Your assignment
Line by line, set down all the data below exactly, omitting any picture.

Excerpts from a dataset
= Beginning of Section =
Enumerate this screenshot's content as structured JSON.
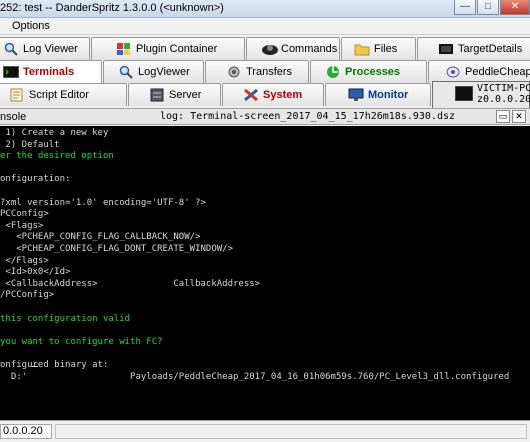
{
  "window": {
    "title": "252: test -- DanderSpritz 1.3.0.0 (<unknown>)",
    "minimize": "—",
    "maximize": "□",
    "close": "✕"
  },
  "menu": {
    "options": "Options"
  },
  "tabs": {
    "row1": [
      {
        "label": "Log Viewer",
        "icon": "magnifier-icon"
      },
      {
        "label": "Plugin Container",
        "icon": "puzzle-icon"
      },
      {
        "label": "Commands",
        "icon": "commands-icon"
      },
      {
        "label": "Files",
        "icon": "folder-icon"
      },
      {
        "label": "TargetDetails",
        "icon": "target-details-icon"
      }
    ],
    "row2": [
      {
        "label": "Terminals",
        "icon": "terminal-icon"
      },
      {
        "label": "LogViewer",
        "icon": "magnifier-icon"
      },
      {
        "label": "Transfers",
        "icon": "transfers-icon"
      },
      {
        "label": "Processes",
        "icon": "processes-icon"
      },
      {
        "label": "PeddleCheap",
        "icon": "peddlecheap-icon"
      }
    ],
    "row3": [
      {
        "label": "Script Editor",
        "icon": "script-editor-icon"
      },
      {
        "label": "Server",
        "icon": "server-icon"
      },
      {
        "label": "System",
        "icon": "tools-icon"
      },
      {
        "label": "Monitor",
        "icon": "monitor-icon"
      }
    ],
    "victim": {
      "line1": "VICTIM-PC",
      "line2": "z0.0.0.20",
      "icon": "terminal-icon"
    }
  },
  "subbar": {
    "left": "nsole",
    "log_name": "log: Terminal-screen_2017_04_15_17h26m18s.930.dsz"
  },
  "console": {
    "lines": [
      {
        "text": " 1) Create a new key",
        "color": "white"
      },
      {
        "text": " 2) Default",
        "color": "white"
      },
      {
        "text": "er the desired option",
        "color": "green"
      },
      {
        "text": "",
        "color": "white"
      },
      {
        "text": "onfiguration:",
        "color": "white"
      },
      {
        "text": "",
        "color": "white"
      },
      {
        "text": "?xml version='1.0' encoding='UTF-8' ?>",
        "color": "white"
      },
      {
        "text": "PCConfig>",
        "color": "white"
      },
      {
        "text": " <Flags>",
        "color": "white"
      },
      {
        "text": "   <PCHEAP_CONFIG_FLAG_CALLBACK_NOW/>",
        "color": "white"
      },
      {
        "text": "   <PCHEAP_CONFIG_FLAG_DONT_CREATE_WINDOW/>",
        "color": "white"
      },
      {
        "text": " </Flags>",
        "color": "white"
      },
      {
        "text": " <Id>0x0</Id>",
        "color": "white"
      },
      {
        "text": " <CallbackAddress>              CallbackAddress>",
        "color": "white"
      },
      {
        "text": "/PCConfig>",
        "color": "white"
      },
      {
        "text": "",
        "color": "white"
      },
      {
        "text": "this configuration valid",
        "color": "green"
      },
      {
        "text": "",
        "color": "white"
      },
      {
        "text": "you want to configure with FC?",
        "color": "green"
      },
      {
        "text": "",
        "color": "white"
      },
      {
        "text": "onfigured binary at:",
        "color": "white"
      },
      {
        "text": "  D:'                   Payloads/PeddleCheap_2017_04_16_01h06m59s.760/PC_Level3_dll.configured",
        "color": "white"
      }
    ]
  },
  "status": {
    "ip": "0.0.0.20"
  }
}
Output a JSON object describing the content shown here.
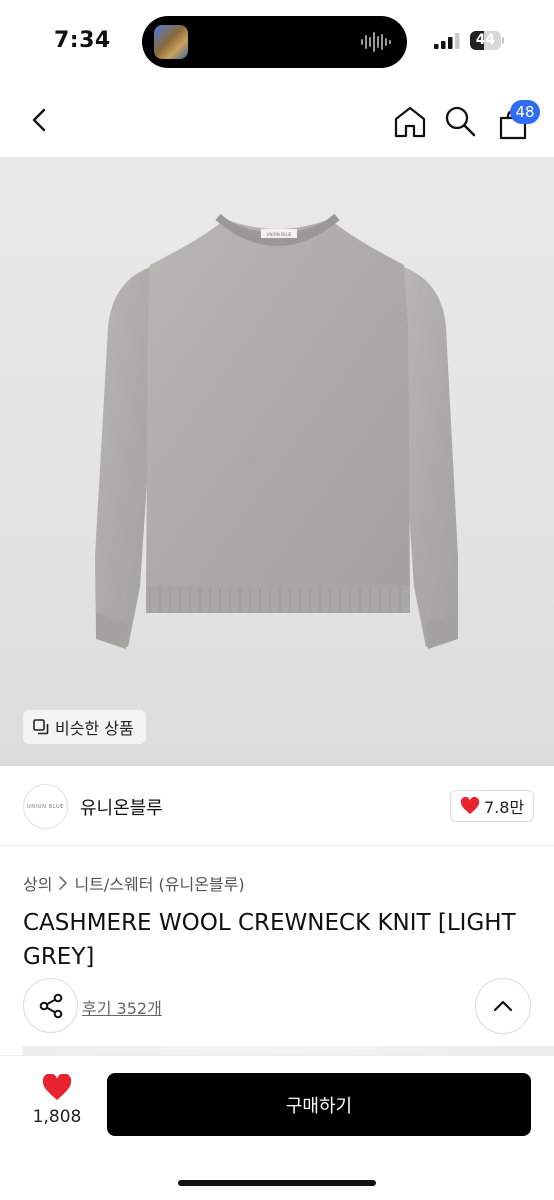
{
  "status_bar": {
    "time": "7:34",
    "battery": "44",
    "battery_level": 0.44
  },
  "header": {
    "back_icon": "chevron-left-icon",
    "home_icon": "home-icon",
    "search_icon": "search-icon",
    "cart_icon": "shopping-bag-icon",
    "cart_count": "48",
    "accent_color": "#2f6df6"
  },
  "product_image": {
    "similar_button_label": "비슷한 상품",
    "garment_tag": "UNION BLUE"
  },
  "brand": {
    "logo_text": "UNION BLUE",
    "name": "유니온블루",
    "like_count": "7.8만"
  },
  "breadcrumb": {
    "category": "상의",
    "subcategory": "니트/스웨터 (유니온블루)"
  },
  "product": {
    "title": "CASHMERE WOOL CREWNECK KNIT [LIGHT GREY]",
    "reviews_label": "후기 352개"
  },
  "bottom_bar": {
    "wish_count": "1,808",
    "buy_label": "구매하기",
    "heart_color": "#e8232d"
  }
}
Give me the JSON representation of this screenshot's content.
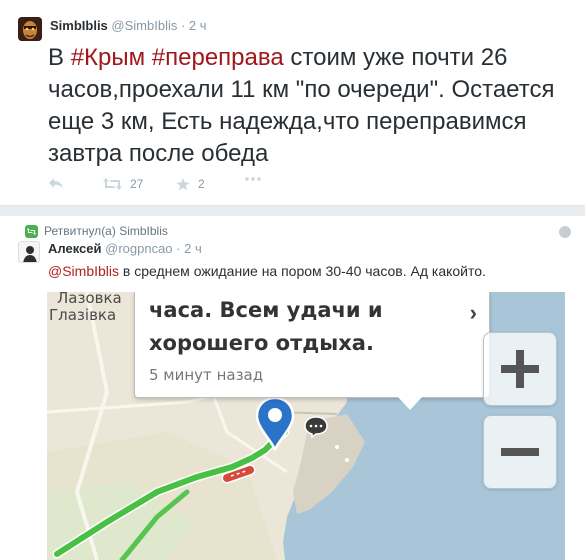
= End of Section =
Answer for this exercise
Enumerate this screenshot's content as structured JSON.
{
  "window": {
    "title": "252: test -- DanderSpritz 1.3.0.0 (<unknown>)",
    "minimize": "—",
    "maximize": "□",
    "close": "✕"
  },
  "menu": {
    "options": "Options"
  },
  "tabs": {
    "row1": [
      {
        "label": "Log Viewer",
        "icon": "magnifier-icon"
      },
      {
        "label": "Plugin Container",
        "icon": "puzzle-icon"
      },
      {
        "label": "Commands",
        "icon": "commands-icon"
      },
      {
        "label": "Files",
        "icon": "folder-icon"
      },
      {
        "label": "TargetDetails",
        "icon": "target-details-icon"
      }
    ],
    "row2": [
      {
        "label": "Terminals",
        "icon": "terminal-icon"
      },
      {
        "label": "LogViewer",
        "icon": "magnifier-icon"
      },
      {
        "label": "Transfers",
        "icon": "transfers-icon"
      },
      {
        "label": "Processes",
        "icon": "processes-icon"
      },
      {
        "label": "PeddleCheap",
        "icon": "peddlecheap-icon"
      }
    ],
    "row3": [
      {
        "label": "Script Editor",
        "icon": "script-editor-icon"
      },
      {
        "label": "Server",
        "icon": "server-icon"
      },
      {
        "label": "System",
        "icon": "tools-icon"
      },
      {
        "label": "Monitor",
        "icon": "monitor-icon"
      }
    ],
    "victim": {
      "line1": "VICTIM-PC",
      "line2": "z0.0.0.20",
      "icon": "terminal-icon"
    }
  },
  "subbar": {
    "left": "nsole",
    "log_name": "log: Terminal-screen_2017_04_15_17h26m18s.930.dsz"
  },
  "console": {
    "lines": [
      {
        "text": " 1) Create a new key",
        "color": "white"
      },
      {
        "text": " 2) Default",
        "color": "white"
      },
      {
        "text": "er the desired option",
        "color": "green"
      },
      {
        "text": "",
        "color": "white"
      },
      {
        "text": "onfiguration:",
        "color": "white"
      },
      {
        "text": "",
        "color": "white"
      },
      {
        "text": "?xml version='1.0' encoding='UTF-8' ?>",
        "color": "white"
      },
      {
        "text": "PCConfig>",
        "color": "white"
      },
      {
        "text": " <Flags>",
        "color": "white"
      },
      {
        "text": "   <PCHEAP_CONFIG_FLAG_CALLBACK_NOW/>",
        "color": "white"
      },
      {
        "text": "   <PCHEAP_CONFIG_FLAG_DONT_CREATE_WINDOW/>",
        "color": "white"
      },
      {
        "text": " </Flags>",
        "color": "white"
      },
      {
        "text": " <Id>0x0</Id>",
        "color": "white"
      },
      {
        "text": " <CallbackAddress>              CallbackAddress>",
        "color": "white"
      },
      {
        "text": "/PCConfig>",
        "color": "white"
      },
      {
        "text": "",
        "color": "white"
      },
      {
        "text": "this configuration valid",
        "color": "green"
      },
      {
        "text": "",
        "color": "white"
      },
      {
        "text": "you want to configure with FC?",
        "color": "green"
      },
      {
        "text": "",
        "color": "white"
      },
      {
        "text": "onfigured binary at:",
        "color": "white"
      },
      {
        "text": "  D:'                   Payloads/PeddleCheap_2017_04_16_01h06m59s.760/PC_Level3_dll.configured",
        "color": "white"
      }
    ]
  },
  "status": {
    "ip": "0.0.0.20"
  }
}
Output a JSON object describing the content shown here.
{
  "status_bar": {
    "time": "7:34",
    "battery": "44",
    "battery_level": 0.44
  },
  "header": {
    "back_icon": "chevron-left-icon",
    "home_icon": "home-icon",
    "search_icon": "search-icon",
    "cart_icon": "shopping-bag-icon",
    "cart_count": "48",
    "accent_color": "#2f6df6"
  },
  "product_image": {
    "similar_button_label": "비슷한 상품",
    "garment_tag": "UNION BLUE"
  },
  "brand": {
    "logo_text": "UNION BLUE",
    "name": "유니온블루",
    "like_count": "7.8만"
  },
  "breadcrumb": {
    "category": "상의",
    "subcategory": "니트/스웨터 (유니온블루)"
  },
  "product": {
    "title": "CASHMERE WOOL CREWNECK KNIT [LIGHT GREY]",
    "reviews_label": "후기 352개"
  },
  "bottom_bar": {
    "wish_count": "1,808",
    "buy_label": "구매하기",
    "heart_color": "#e8232d"
  }
}
Give me the JSON representation of this screenshot's content.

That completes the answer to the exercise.